Race nutrition and plans are transient. They will need to change and adapt over timeyou’re your palate, fitness, knowledge and experience changes so will your plans and nutritional needs will need to adapt. Your reaction to certain foods and drink will change as much as your physical fitness training and again these will need to be tested both in training and under race conditions. It is much easier to eat on the move when relative effort is easier but this is much harder when your body and mind is tired when working under race conditions. B races or those which you use as preparation for your main targets are great opportunities to really test your plans.
This article is by no means a bible to what to eat on an ultra but offers some snippets of advice and guidance to help you make more informed choices. A plan is a great way important but flexibility is key both in the moment and over time. There are some great sports nutritionists working with ultra distance athletes such as Renee Macgregor who has credited with helping international athletes such as Damian Hall, Robbie Britton and amongst others. Good nutrition is vital in racing not only to compete but also to complete ultras but even more importantly to prepare you for your next target. Many injuries can be linked back to poor nutrition in daily life, training and also within races. Think holistically and be creative. Eat what you enjoy but eat to get you to the finish line. Think about your fitness, effort, environment and conditions and what you are fueling with. In the heat your body responds much more significantly to more refined sugar based products where other foods may cause gastric issues as the blood requirements to cool your skin and to your muscles becomes even more important. In the extreme cold or wet cold certain foods you may need to consume more calories as your body attempts to keep itself warm too. Eating little and often is also important to balance the stomach in these conditions. Chocolate and gloopy products don’t go well with heat and extreme cold food can freeze and become impossible to eat.

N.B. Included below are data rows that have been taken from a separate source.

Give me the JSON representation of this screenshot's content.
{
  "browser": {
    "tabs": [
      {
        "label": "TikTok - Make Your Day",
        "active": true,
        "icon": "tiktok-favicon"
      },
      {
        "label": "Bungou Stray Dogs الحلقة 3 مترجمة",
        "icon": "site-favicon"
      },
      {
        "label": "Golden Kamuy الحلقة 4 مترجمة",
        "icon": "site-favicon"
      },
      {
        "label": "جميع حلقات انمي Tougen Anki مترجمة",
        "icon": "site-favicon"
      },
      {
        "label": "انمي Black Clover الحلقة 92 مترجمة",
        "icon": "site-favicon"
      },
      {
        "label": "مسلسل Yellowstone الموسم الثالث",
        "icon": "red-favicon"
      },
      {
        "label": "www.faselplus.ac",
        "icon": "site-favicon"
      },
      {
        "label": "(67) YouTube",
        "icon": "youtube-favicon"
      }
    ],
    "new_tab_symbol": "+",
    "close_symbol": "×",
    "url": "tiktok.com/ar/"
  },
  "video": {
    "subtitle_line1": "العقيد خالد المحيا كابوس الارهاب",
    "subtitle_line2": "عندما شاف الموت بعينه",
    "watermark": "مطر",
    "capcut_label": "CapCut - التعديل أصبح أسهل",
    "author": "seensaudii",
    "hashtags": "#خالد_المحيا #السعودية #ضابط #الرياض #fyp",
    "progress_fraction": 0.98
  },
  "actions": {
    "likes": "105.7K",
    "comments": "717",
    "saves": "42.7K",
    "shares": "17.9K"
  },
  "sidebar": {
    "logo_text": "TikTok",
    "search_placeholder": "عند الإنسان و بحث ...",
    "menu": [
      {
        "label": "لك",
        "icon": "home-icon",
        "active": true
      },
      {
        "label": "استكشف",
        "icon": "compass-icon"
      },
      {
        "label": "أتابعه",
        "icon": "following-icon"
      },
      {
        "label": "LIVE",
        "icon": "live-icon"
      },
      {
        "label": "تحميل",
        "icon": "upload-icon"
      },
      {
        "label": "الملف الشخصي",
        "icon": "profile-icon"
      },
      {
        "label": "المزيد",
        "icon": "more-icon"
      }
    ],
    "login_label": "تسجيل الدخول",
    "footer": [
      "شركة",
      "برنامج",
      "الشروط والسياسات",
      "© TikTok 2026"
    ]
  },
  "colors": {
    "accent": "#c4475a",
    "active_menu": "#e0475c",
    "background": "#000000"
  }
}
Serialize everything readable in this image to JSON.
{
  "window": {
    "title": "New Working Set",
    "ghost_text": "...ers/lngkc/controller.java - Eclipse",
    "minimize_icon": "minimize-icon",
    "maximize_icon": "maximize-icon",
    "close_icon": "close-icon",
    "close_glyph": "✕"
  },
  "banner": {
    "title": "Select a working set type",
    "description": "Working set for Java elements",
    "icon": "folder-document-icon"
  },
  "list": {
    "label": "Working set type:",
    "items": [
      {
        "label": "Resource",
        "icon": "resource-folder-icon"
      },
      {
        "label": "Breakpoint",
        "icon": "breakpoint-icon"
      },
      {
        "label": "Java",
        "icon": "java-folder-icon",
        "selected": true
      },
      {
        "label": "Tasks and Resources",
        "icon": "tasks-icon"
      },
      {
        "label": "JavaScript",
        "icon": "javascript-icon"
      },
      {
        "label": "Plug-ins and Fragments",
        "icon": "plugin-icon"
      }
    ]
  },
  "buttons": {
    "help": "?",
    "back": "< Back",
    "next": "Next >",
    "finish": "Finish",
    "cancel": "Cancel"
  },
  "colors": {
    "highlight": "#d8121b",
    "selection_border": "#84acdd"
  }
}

Eating before, on the run and after is a unique treat and extra dimension and experiment we have in this fantastic sport. Instead of seeing at as a minefield enjoy the road of discovery and treating yourself at the ultra-buffet works for you. Plan, be flexible and test your fueling strategy. Enjoy your food. Enjoy your fuel. What you eat on an ultra can make help or destroy your race. Eat to achieve your goals.
International Ultra Distance Runner and Coach